We touched on passwords last week giving some basic advice on lost passwords. This week I want to dig a little deeper. How to make them stronger, better and more memorable than before. Security goes beyond the password into the physical world but we will get there later.
Last week we gave some basic instructions and a list of passwords that are the top 24 hacked. Unfortunately the biggest problem today is you need so many passwords that its very hard to remember them all. Most websites you will need a password for everything, including your banking and even Facebook or your email. If you don’t have a good place to store them then you will no doubt try to make them all similar and simple so you don’t forget. Or maybe you place a sticky note next to your monitor with you most important passwords on it.
Here is the problem with using the same password in many places. Lets say you fall victim to a phishing attack while you are logging into Facebook. Now the hacker has your email and password. Next they can start trying to use your captured information to log on to your bank account and everything else. For this reason please do not use the same password in lots of locations.
Simple passwords are just flat out bad. If you use a basic word that comes from a dictionary, the computers of today can do a basic dictionary hack and get the password out in a matter of minutes. Other simple passwords can be done even faster.
Here is the recommend password requirement list:
- A password should contain at least eight characters.
- The password should have at least three of the four following types of characters — upper-case letters (ABC), lower-case letters (abc), numerals (123), and punctuation marks or other special characters (!#$%&*_=+? ).
- Avoid common names, slang words or any words in the dictionary.
- Don’t include any part of your name or any part of your email addresses.
- Don’t use information to anything that can be learned from your social networking profiles or an Internet search. In other words, don’t make it your favorite band or movie, your pet’s name, your nickname, your phone number or, especially, your birth date.
If you are having a hard time with the random passwords, then we have a solution for you.
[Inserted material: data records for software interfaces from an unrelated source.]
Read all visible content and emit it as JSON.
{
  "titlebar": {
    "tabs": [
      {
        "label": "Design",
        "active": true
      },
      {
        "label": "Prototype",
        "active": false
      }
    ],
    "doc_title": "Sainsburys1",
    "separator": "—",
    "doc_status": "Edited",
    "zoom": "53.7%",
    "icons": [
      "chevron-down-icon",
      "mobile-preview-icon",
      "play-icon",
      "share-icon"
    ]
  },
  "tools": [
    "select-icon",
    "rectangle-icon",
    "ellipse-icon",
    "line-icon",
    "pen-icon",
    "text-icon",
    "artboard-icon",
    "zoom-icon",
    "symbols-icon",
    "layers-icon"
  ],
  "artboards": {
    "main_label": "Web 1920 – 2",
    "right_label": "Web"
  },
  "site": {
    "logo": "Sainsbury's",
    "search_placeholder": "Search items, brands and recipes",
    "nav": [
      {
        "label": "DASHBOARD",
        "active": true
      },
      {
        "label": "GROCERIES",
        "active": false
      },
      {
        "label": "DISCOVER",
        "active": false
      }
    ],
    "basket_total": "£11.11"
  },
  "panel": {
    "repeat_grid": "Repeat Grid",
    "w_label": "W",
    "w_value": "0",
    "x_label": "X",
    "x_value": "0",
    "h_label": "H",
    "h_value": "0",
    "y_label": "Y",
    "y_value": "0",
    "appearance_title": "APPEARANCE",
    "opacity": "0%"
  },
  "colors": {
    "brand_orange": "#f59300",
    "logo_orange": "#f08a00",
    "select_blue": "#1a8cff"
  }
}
Try a sentence. For example take the sentence “I work in Portland, Oregon and love it” and turn it into a password “iW@pdx&L1T”. In this way you remember the complex password through a sentence. You don’t have to shorten every word, or even use the first letter. Go with what helps you.
Well that about wraps it up for the inside, now lets take a walk outside. Where do you store your passwords? While we are not exactly friends of the sticky note affixed to your monitor, if you are at home your odds are a lot less likely that someone is going to break in and steal your password. However if that same sticky note is on your very exposed work monitor then you could have a very big problem. It might not be your co-worker, but the cleaning staff or anyone else that just happens to walk by. Please keep it safe and secure in a hidden location.
There are also programs that can be installed on your computer to store all your passwords. If you do go that route, please use a very strong password to secure the program.
The last place to look at is your browser. Your internet browser can store passwords. You are perfectly fine storing passwords in your browser. Again if you have your passwords on your work computer, it is probably not such a good idea. However it is ok to store your passwords in your personal system as long as you keep track of who is in your computer and keep your computer safe from viruses and other malware.
Now that you now how to create a nice strong password and where you should store it we hope that you will take this information and put it to good use. Keep yourself safe.